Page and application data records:

****************************************

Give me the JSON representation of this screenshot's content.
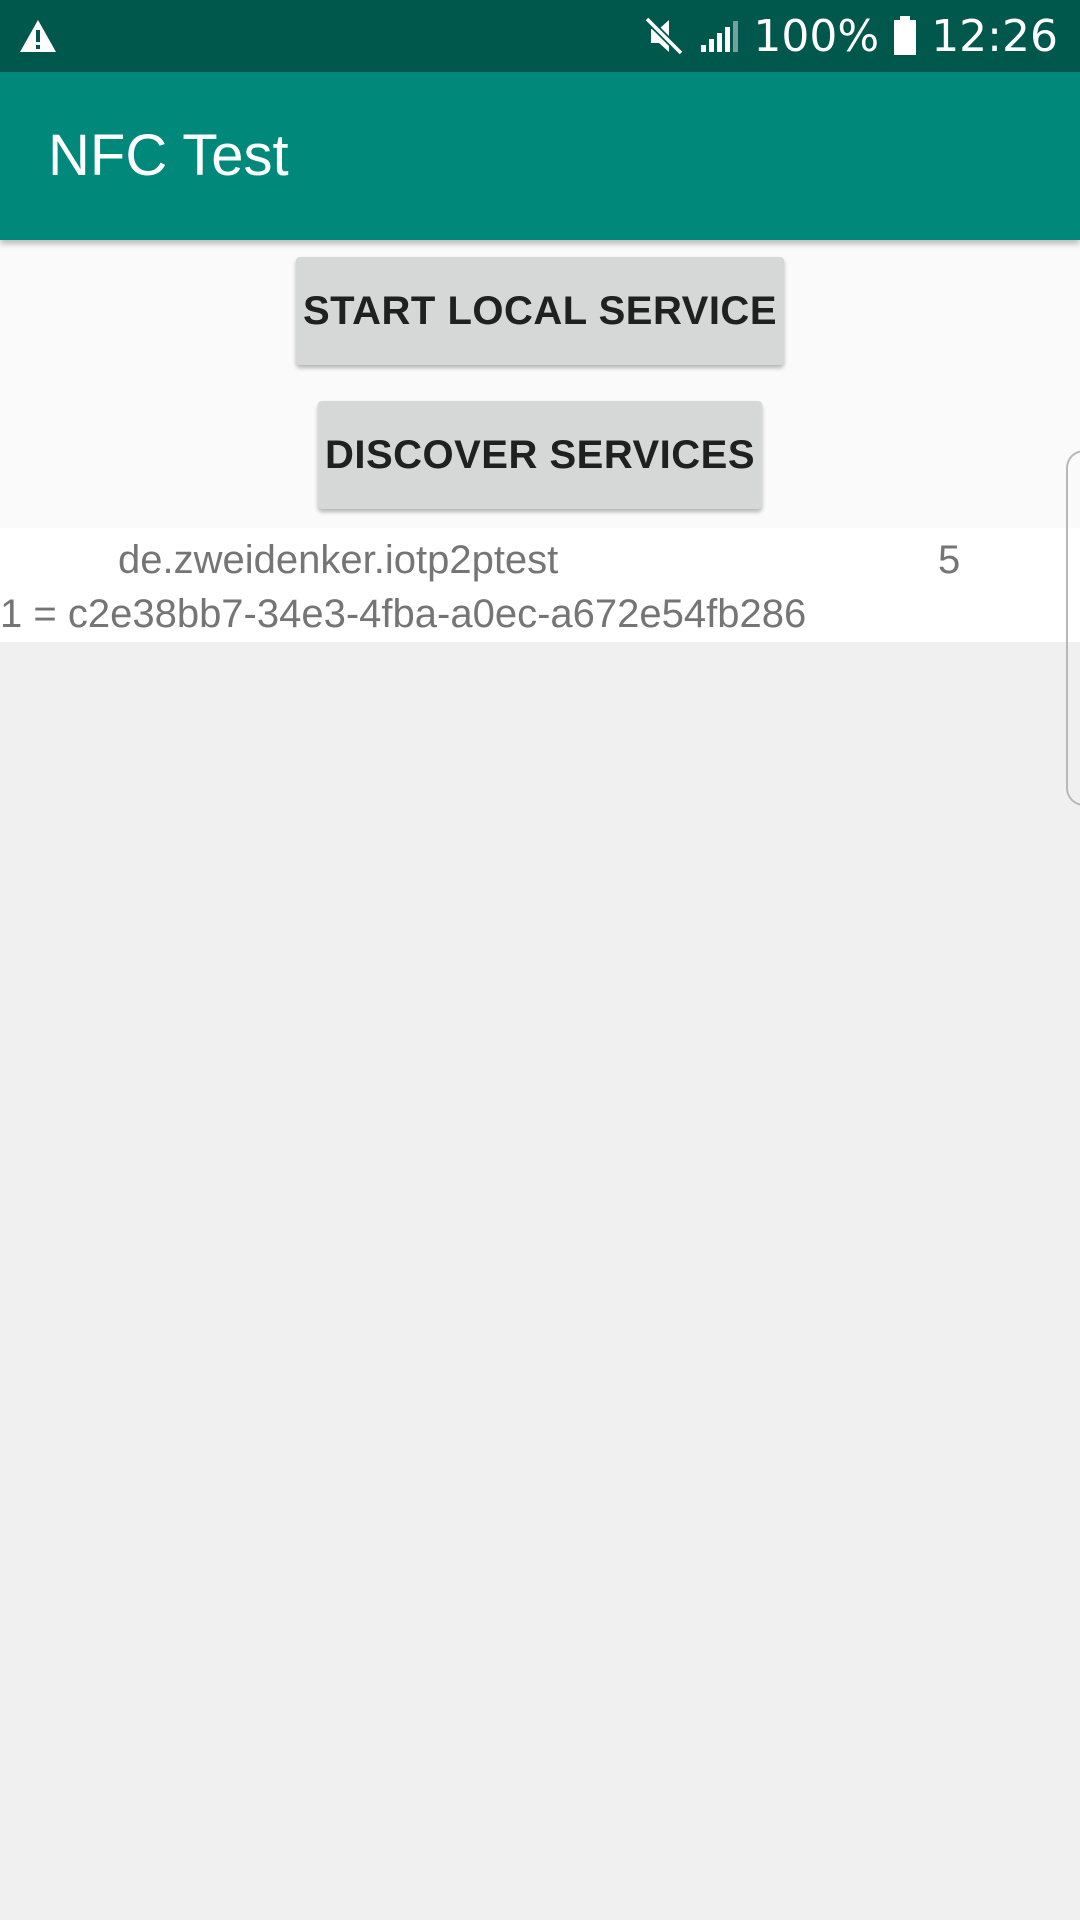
{
  "status_bar": {
    "warning_icon": "warning-triangle-icon",
    "mute_icon": "vibrate-mute-icon",
    "signal_icon": "cell-signal-icon",
    "battery_percent": "100%",
    "battery_icon": "battery-icon",
    "time": "12:26",
    "bg_color": "#00574b"
  },
  "app_bar": {
    "title": "NFC Test",
    "bg_color": "#00897b"
  },
  "buttons": {
    "start_label": "START LOCAL SERVICE",
    "discover_label": "DISCOVER SERVICES"
  },
  "services": [
    {
      "name": "de.zweidenker.iotp2ptest",
      "count": "5",
      "detail": "1 = c2e38bb7-34e3-4fba-a0ec-a672e54fb286"
    }
  ]
}
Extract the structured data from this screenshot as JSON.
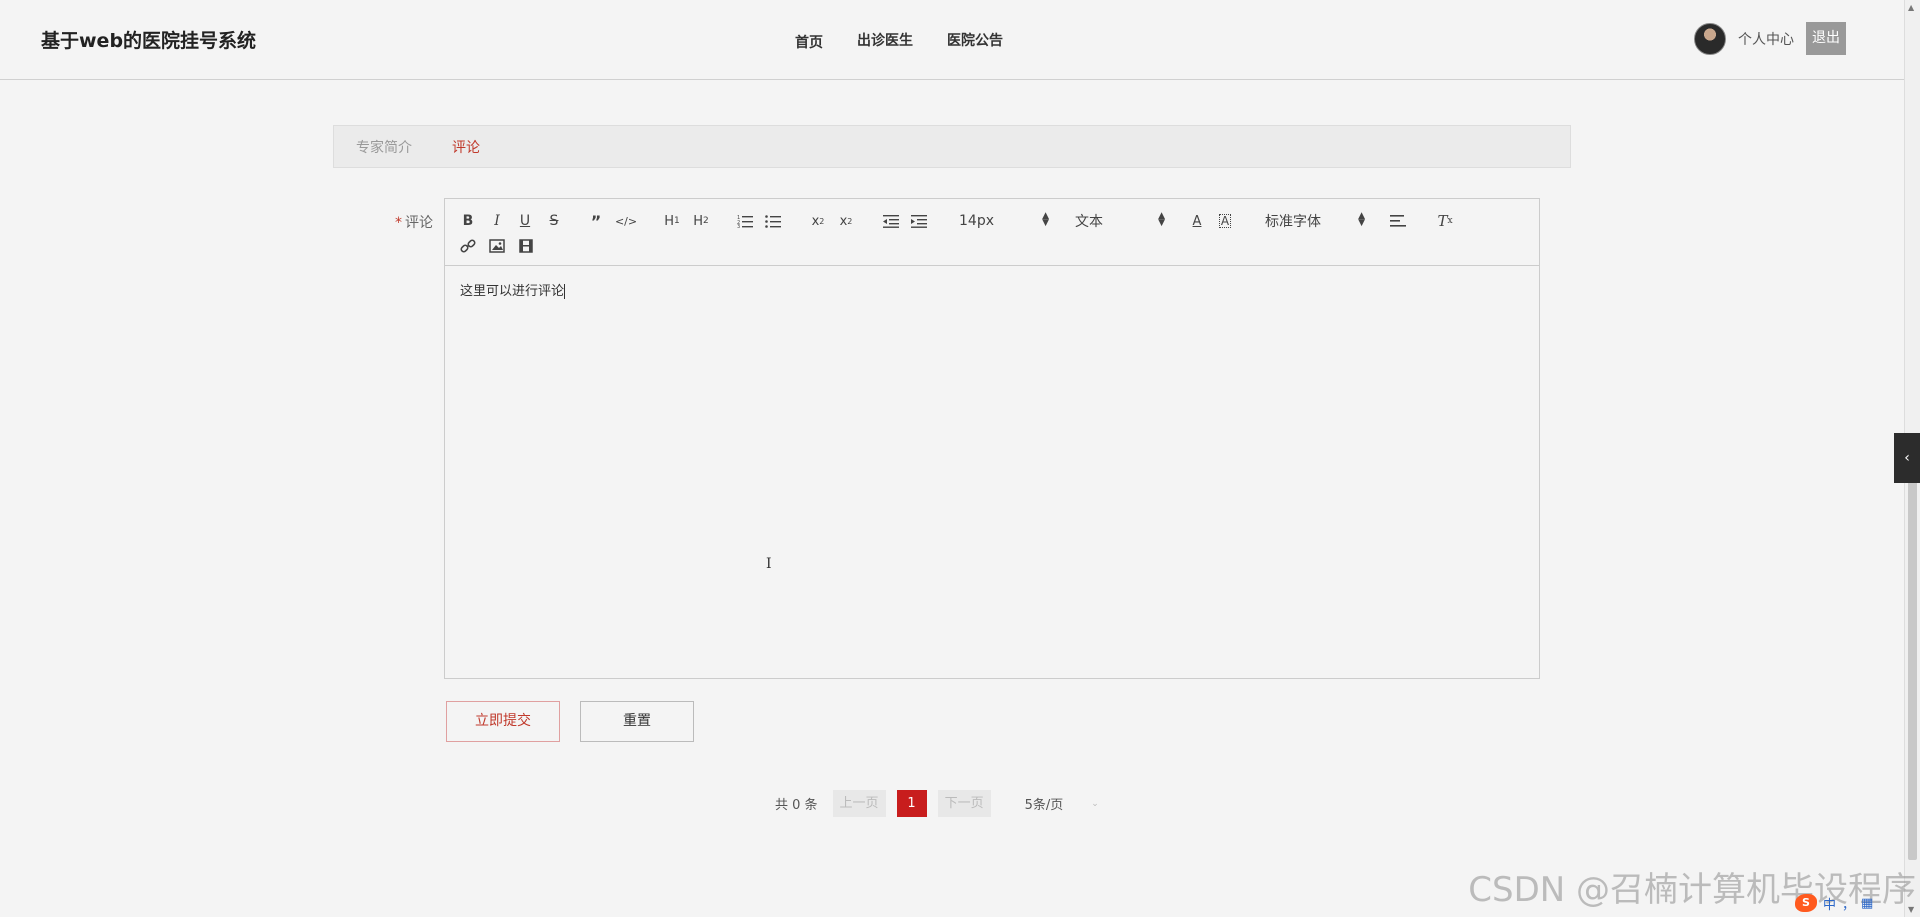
{
  "header": {
    "title": "基于web的医院挂号系统",
    "nav": [
      "首页",
      "出诊医生",
      "医院公告"
    ],
    "user_center": "个人中心",
    "logout": "退出"
  },
  "tabs": [
    "专家简介",
    "评论"
  ],
  "form": {
    "required_mark": "*",
    "label": "评论",
    "content": "这里可以进行评论"
  },
  "toolbar": {
    "size_select": "14px",
    "header_select": "文本",
    "font_select": "标准字体"
  },
  "buttons": {
    "submit": "立即提交",
    "reset": "重置"
  },
  "pagination": {
    "total": "共 0 条",
    "prev": "上一页",
    "page": "1",
    "next": "下一页",
    "page_size": "5条/页"
  },
  "watermark": "CSDN @召楠计算机毕设程序",
  "ime": {
    "logo": "S",
    "lang": "中",
    "punct": "，"
  },
  "colors": {
    "accent": "#c81d1d",
    "background": "#f4f4f4"
  }
}
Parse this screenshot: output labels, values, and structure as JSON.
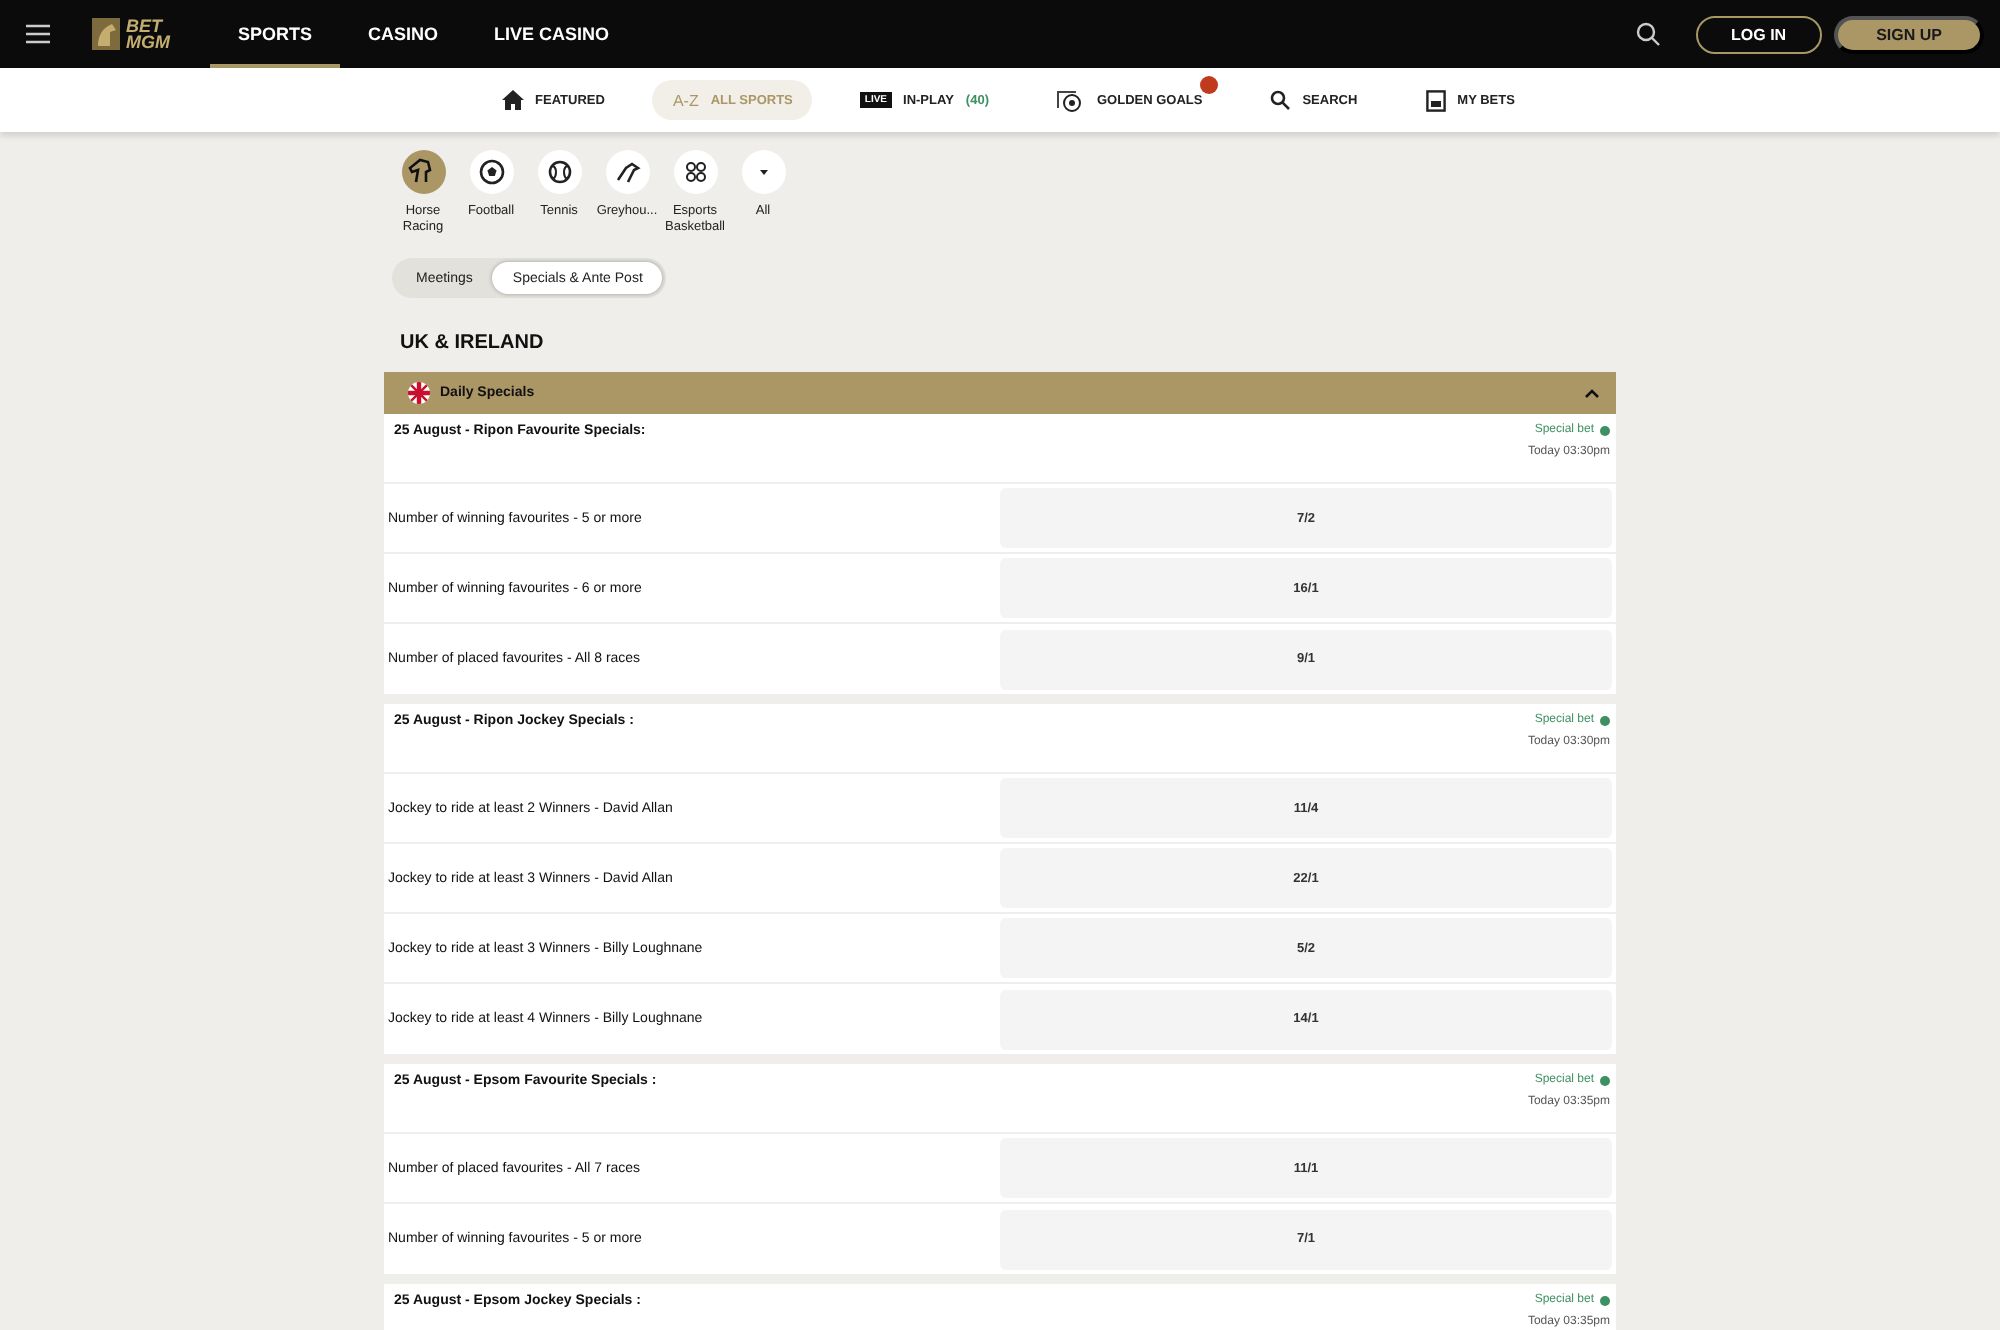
{
  "header": {
    "logo_top": "BET",
    "logo_bottom": "MGM",
    "nav": [
      {
        "label": "SPORTS",
        "selected": true
      },
      {
        "label": "CASINO",
        "selected": false
      },
      {
        "label": "LIVE CASINO",
        "selected": false
      }
    ],
    "login": "LOG IN",
    "signup": "SIGN UP"
  },
  "subnav": [
    {
      "kind": "featured",
      "label": "FEATURED",
      "selected": false
    },
    {
      "kind": "az",
      "icon_text": "A-Z",
      "label": "ALL SPORTS",
      "selected": true
    },
    {
      "kind": "live",
      "icon_text": "LIVE",
      "label": "IN-PLAY",
      "count": "(40)",
      "selected": false
    },
    {
      "kind": "goals",
      "label": "GOLDEN GOALS",
      "badge": true,
      "selected": false
    },
    {
      "kind": "search",
      "label": "SEARCH",
      "selected": false
    },
    {
      "kind": "bets",
      "label": "MY BETS",
      "selected": false
    }
  ],
  "sports": [
    {
      "kind": "horse",
      "label": "Horse Racing",
      "selected": true
    },
    {
      "kind": "football",
      "label": "Football",
      "selected": false
    },
    {
      "kind": "tennis",
      "label": "Tennis",
      "selected": false
    },
    {
      "kind": "greyhound",
      "label": "Greyhou...",
      "selected": false
    },
    {
      "kind": "esports",
      "label": "Esports Basketball",
      "selected": false
    },
    {
      "kind": "all",
      "label": "All",
      "selected": false
    }
  ],
  "tabs": [
    {
      "label": "Meetings",
      "selected": false
    },
    {
      "label": "Specials & Ante Post",
      "selected": true
    }
  ],
  "heading": "UK & IRELAND",
  "section": {
    "title": "Daily Specials",
    "expanded": true
  },
  "events": [
    {
      "title": "25 August - Ripon Favourite Specials:",
      "tag": "Special bet",
      "time": "Today 03:30pm",
      "bets": [
        {
          "label": "Number of winning favourites - 5 or more",
          "odds": "7/2"
        },
        {
          "label": "Number of winning favourites - 6 or more",
          "odds": "16/1"
        },
        {
          "label": "Number of placed favourites - All 8 races",
          "odds": "9/1"
        }
      ]
    },
    {
      "title": "25 August - Ripon Jockey Specials :",
      "tag": "Special bet",
      "time": "Today 03:30pm",
      "bets": [
        {
          "label": "Jockey to ride at least 2 Winners - David Allan",
          "odds": "11/4"
        },
        {
          "label": "Jockey to ride at least 3 Winners - David Allan",
          "odds": "22/1"
        },
        {
          "label": "Jockey to ride at least 3 Winners - Billy Loughnane",
          "odds": "5/2"
        },
        {
          "label": "Jockey to ride at least 4 Winners - Billy Loughnane",
          "odds": "14/1"
        }
      ]
    },
    {
      "title": "25 August - Epsom Favourite Specials :",
      "tag": "Special bet",
      "time": "Today 03:35pm",
      "bets": [
        {
          "label": "Number of placed favourites - All 7 races",
          "odds": "11/1"
        },
        {
          "label": "Number of winning favourites - 5 or more",
          "odds": "7/1"
        }
      ]
    },
    {
      "title": "25 August - Epsom Jockey Specials :",
      "tag": "Special bet",
      "time": "Today 03:35pm"
    }
  ]
}
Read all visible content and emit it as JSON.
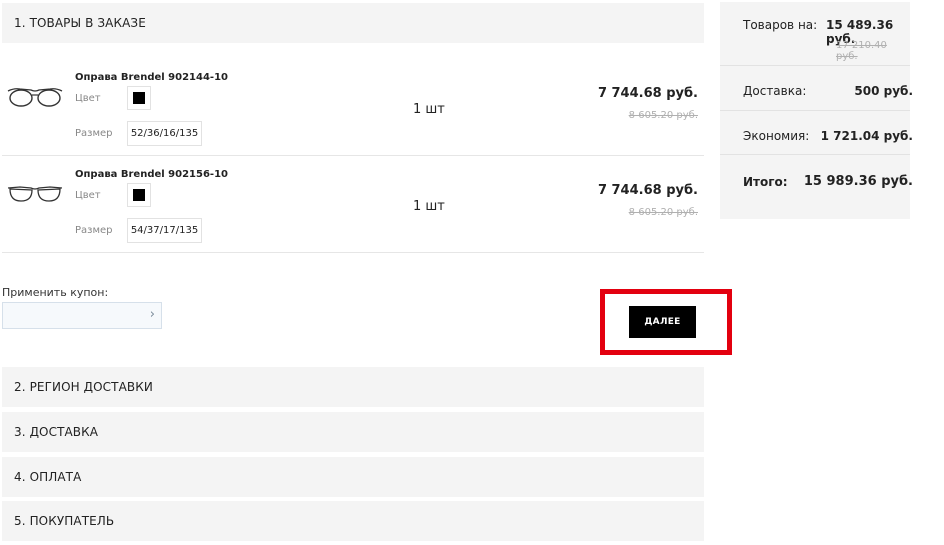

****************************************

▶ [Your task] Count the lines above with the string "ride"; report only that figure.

▶ [Solution to the exercise] 4